Source records:
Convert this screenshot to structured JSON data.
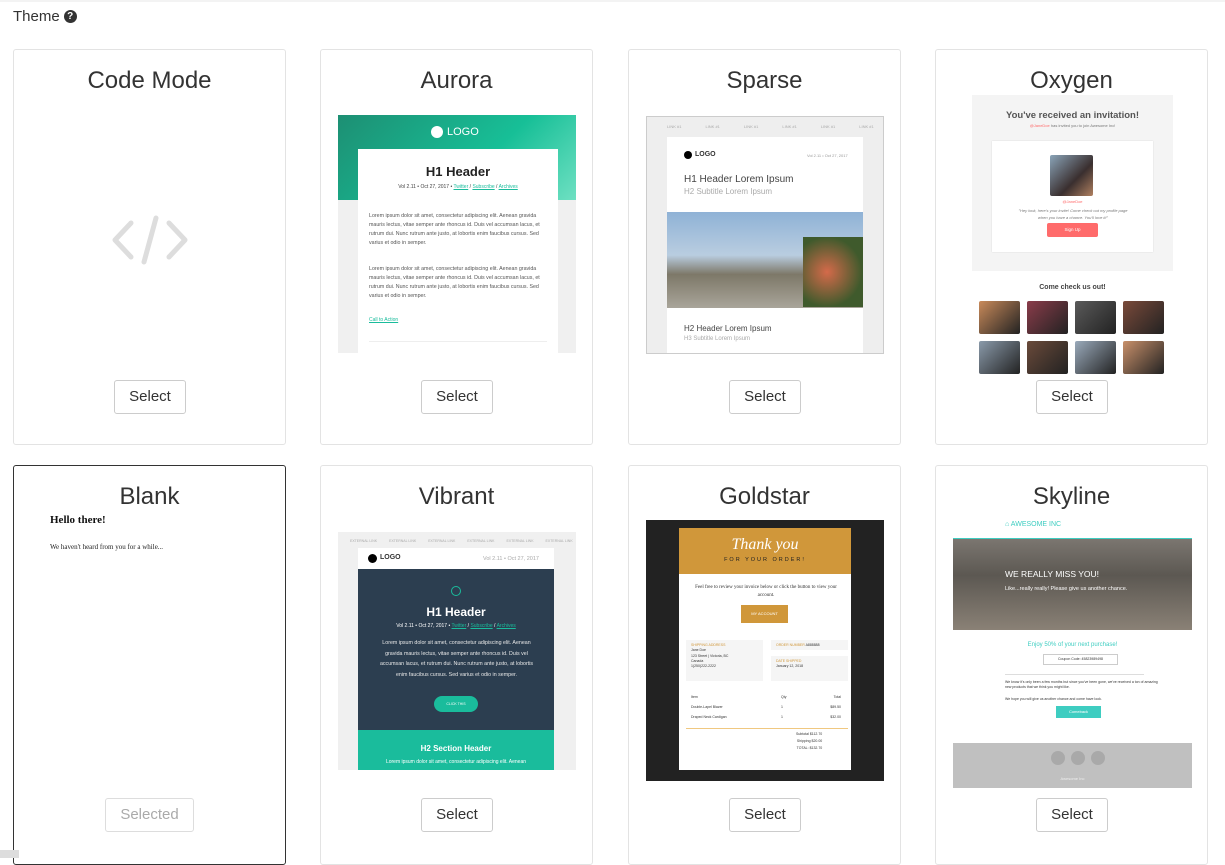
{
  "header": {
    "label": "Theme",
    "help_icon": "question-circle-icon"
  },
  "themes": [
    {
      "name": "Code Mode",
      "button": "Select",
      "icon": "code-icon"
    },
    {
      "name": "Aurora",
      "button": "Select"
    },
    {
      "name": "Sparse",
      "button": "Select"
    },
    {
      "name": "Oxygen",
      "button": "Select"
    },
    {
      "name": "Blank",
      "button": "Selected",
      "selected": true
    },
    {
      "name": "Vibrant",
      "button": "Select"
    },
    {
      "name": "Goldstar",
      "button": "Select"
    },
    {
      "name": "Skyline",
      "button": "Select"
    }
  ],
  "previews": {
    "aurora": {
      "logo": "LOGO",
      "h1": "H1 Header",
      "meta": "Vol 2.11 • Oct 27, 2017 •",
      "links": [
        "Twitter",
        "Subscribe",
        "Archives"
      ],
      "p": "Lorem ipsum dolor sit amet, consectetur adipiscing elit. Aenean gravida mauris lectus, vitae semper ante rhoncus id. Duis vel accumsan lacus, et rutrum dui. Nunc rutrum ante justo, at lobortis enim faucibus cursus. Sed varius et odio in semper.",
      "cta": "Call to Action",
      "accent": "#1abc9c"
    },
    "sparse": {
      "nav": "LINK #1",
      "logo": "LOGO",
      "date": "Vol 2.11 • Oct 27, 2017",
      "h1": "H1 Header Lorem Ipsum",
      "h2": "H2 Subtitle Lorem Ipsum",
      "h2b": "H2 Header Lorem Ipsum",
      "h3": "H3 Subtitle Lorem Ipsum"
    },
    "oxygen": {
      "title": "You've received an invitation!",
      "sub_user": "@JaneDoe",
      "sub": "has invited you to join Awesome Inc!",
      "user": "@JaneDoe",
      "quote": "\"Hey look, here's your invite! Come check out my profile page when you have a chance. You'll love it!\"",
      "signup": "Sign Up",
      "come": "Come check us out!",
      "accent": "#ff6b6b"
    },
    "blank": {
      "h": "Hello there!",
      "p": "We haven't heard from you for a while..."
    },
    "vibrant": {
      "nav": "EXTERNAL LINK",
      "logo": "LOGO",
      "date": "Vol 2.11 • Oct 27, 2017",
      "h1": "H1 Header",
      "meta": "Vol 2.11 • Oct 27, 2017 •",
      "links": [
        "Twitter",
        "Subscribe",
        "Archives"
      ],
      "p": "Lorem ipsum dolor sit amet, consectetur adipiscing elit. Aenean gravida mauris lectus, vitae semper ante rhoncus id. Duis vel accumsan lacus, et rutrum dui. Nunc rutrum ante justo, at lobortis enim faucibus cursus. Sed varius et odio in semper.",
      "cta": "CLICK THIS",
      "h2": "H2 Section Header",
      "p2": "Lorem ipsum dolor sit amet, consectetur adipiscing elit. Aenean",
      "dark": "#2c3e50",
      "accent": "#1abc9c"
    },
    "goldstar": {
      "h1": "Thank you",
      "h2": "FOR YOUR ORDER!",
      "p": "Feel free to review your invoice below or click the button to view your account.",
      "btn": "MY ACCOUNT",
      "ship": "SHIPPING ADDRESS",
      "addr": "Jane Doe\n123 Street | Victoria, BC\nCanada\n1(250)222-2222",
      "order": "ORDER NUMBER",
      "order_no": "A888888",
      "shipped": "DATE SHIPPED",
      "date": "January 12, 2018",
      "cols": [
        "Item",
        "Qty",
        "Total"
      ],
      "rows": [
        [
          "Double-Lapel Blazer",
          "1",
          "$89.50"
        ],
        [
          "Draped Neck Cardigan",
          "1",
          "$32.00"
        ]
      ],
      "subtotal": "$112.70",
      "shipping": "$20.00",
      "total": "$132.70",
      "accent": "#d0973a"
    },
    "skyline": {
      "brand": "AWESOME INC",
      "hero": "WE REALLY MISS YOU!",
      "hero_sub": "Like...really really! Please give us another chance.",
      "offer": "Enjoy 50% of your next purchase!",
      "coupon": "Coupon Code: 45823989498",
      "p1": "We know it's only been a few months but since you've been gone, we've received a ton of amazing new products that we think you might like.",
      "p2": "We hope you will give us another chance and come have look.",
      "btn": "Comeback",
      "footer": "Awesome Inc",
      "accent": "#3ecdc1"
    }
  }
}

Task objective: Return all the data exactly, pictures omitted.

Completed task:
Convert this screenshot to structured JSON data.
{
  "header": {
    "label": "Theme",
    "help_icon": "question-circle-icon"
  },
  "themes": [
    {
      "name": "Code Mode",
      "button": "Select",
      "icon": "code-icon"
    },
    {
      "name": "Aurora",
      "button": "Select"
    },
    {
      "name": "Sparse",
      "button": "Select"
    },
    {
      "name": "Oxygen",
      "button": "Select"
    },
    {
      "name": "Blank",
      "button": "Selected",
      "selected": true
    },
    {
      "name": "Vibrant",
      "button": "Select"
    },
    {
      "name": "Goldstar",
      "button": "Select"
    },
    {
      "name": "Skyline",
      "button": "Select"
    }
  ],
  "previews": {
    "aurora": {
      "logo": "LOGO",
      "h1": "H1 Header",
      "meta": "Vol 2.11 • Oct 27, 2017 •",
      "links": [
        "Twitter",
        "Subscribe",
        "Archives"
      ],
      "p": "Lorem ipsum dolor sit amet, consectetur adipiscing elit. Aenean gravida mauris lectus, vitae semper ante rhoncus id. Duis vel accumsan lacus, et rutrum dui. Nunc rutrum ante justo, at lobortis enim faucibus cursus. Sed varius et odio in semper.",
      "cta": "Call to Action",
      "accent": "#1abc9c"
    },
    "sparse": {
      "nav": "LINK #1",
      "logo": "LOGO",
      "date": "Vol 2.11 • Oct 27, 2017",
      "h1": "H1 Header Lorem Ipsum",
      "h2": "H2 Subtitle Lorem Ipsum",
      "h2b": "H2 Header Lorem Ipsum",
      "h3": "H3 Subtitle Lorem Ipsum"
    },
    "oxygen": {
      "title": "You've received an invitation!",
      "sub_user": "@JaneDoe",
      "sub": "has invited you to join Awesome Inc!",
      "user": "@JaneDoe",
      "quote": "\"Hey look, here's your invite! Come check out my profile page when you have a chance. You'll love it!\"",
      "signup": "Sign Up",
      "come": "Come check us out!",
      "accent": "#ff6b6b"
    },
    "blank": {
      "h": "Hello there!",
      "p": "We haven't heard from you for a while..."
    },
    "vibrant": {
      "nav": "EXTERNAL LINK",
      "logo": "LOGO",
      "date": "Vol 2.11 • Oct 27, 2017",
      "h1": "H1 Header",
      "meta": "Vol 2.11 • Oct 27, 2017 •",
      "links": [
        "Twitter",
        "Subscribe",
        "Archives"
      ],
      "p": "Lorem ipsum dolor sit amet, consectetur adipiscing elit. Aenean gravida mauris lectus, vitae semper ante rhoncus id. Duis vel accumsan lacus, et rutrum dui. Nunc rutrum ante justo, at lobortis enim faucibus cursus. Sed varius et odio in semper.",
      "cta": "CLICK THIS",
      "h2": "H2 Section Header",
      "p2": "Lorem ipsum dolor sit amet, consectetur adipiscing elit. Aenean",
      "dark": "#2c3e50",
      "accent": "#1abc9c"
    },
    "goldstar": {
      "h1": "Thank you",
      "h2": "FOR YOUR ORDER!",
      "p": "Feel free to review your invoice below or click the button to view your account.",
      "btn": "MY ACCOUNT",
      "ship": "SHIPPING ADDRESS",
      "addr": "Jane Doe\n123 Street | Victoria, BC\nCanada\n1(250)222-2222",
      "order": "ORDER NUMBER",
      "order_no": "A888888",
      "shipped": "DATE SHIPPED",
      "date": "January 12, 2018",
      "cols": [
        "Item",
        "Qty",
        "Total"
      ],
      "rows": [
        [
          "Double-Lapel Blazer",
          "1",
          "$89.50"
        ],
        [
          "Draped Neck Cardigan",
          "1",
          "$32.00"
        ]
      ],
      "subtotal": "$112.70",
      "shipping": "$20.00",
      "total": "$132.70",
      "accent": "#d0973a"
    },
    "skyline": {
      "brand": "AWESOME INC",
      "hero": "WE REALLY MISS YOU!",
      "hero_sub": "Like...really really! Please give us another chance.",
      "offer": "Enjoy 50% of your next purchase!",
      "coupon": "Coupon Code: 45823989498",
      "p1": "We know it's only been a few months but since you've been gone, we've received a ton of amazing new products that we think you might like.",
      "p2": "We hope you will give us another chance and come have look.",
      "btn": "Comeback",
      "footer": "Awesome Inc",
      "accent": "#3ecdc1"
    }
  }
}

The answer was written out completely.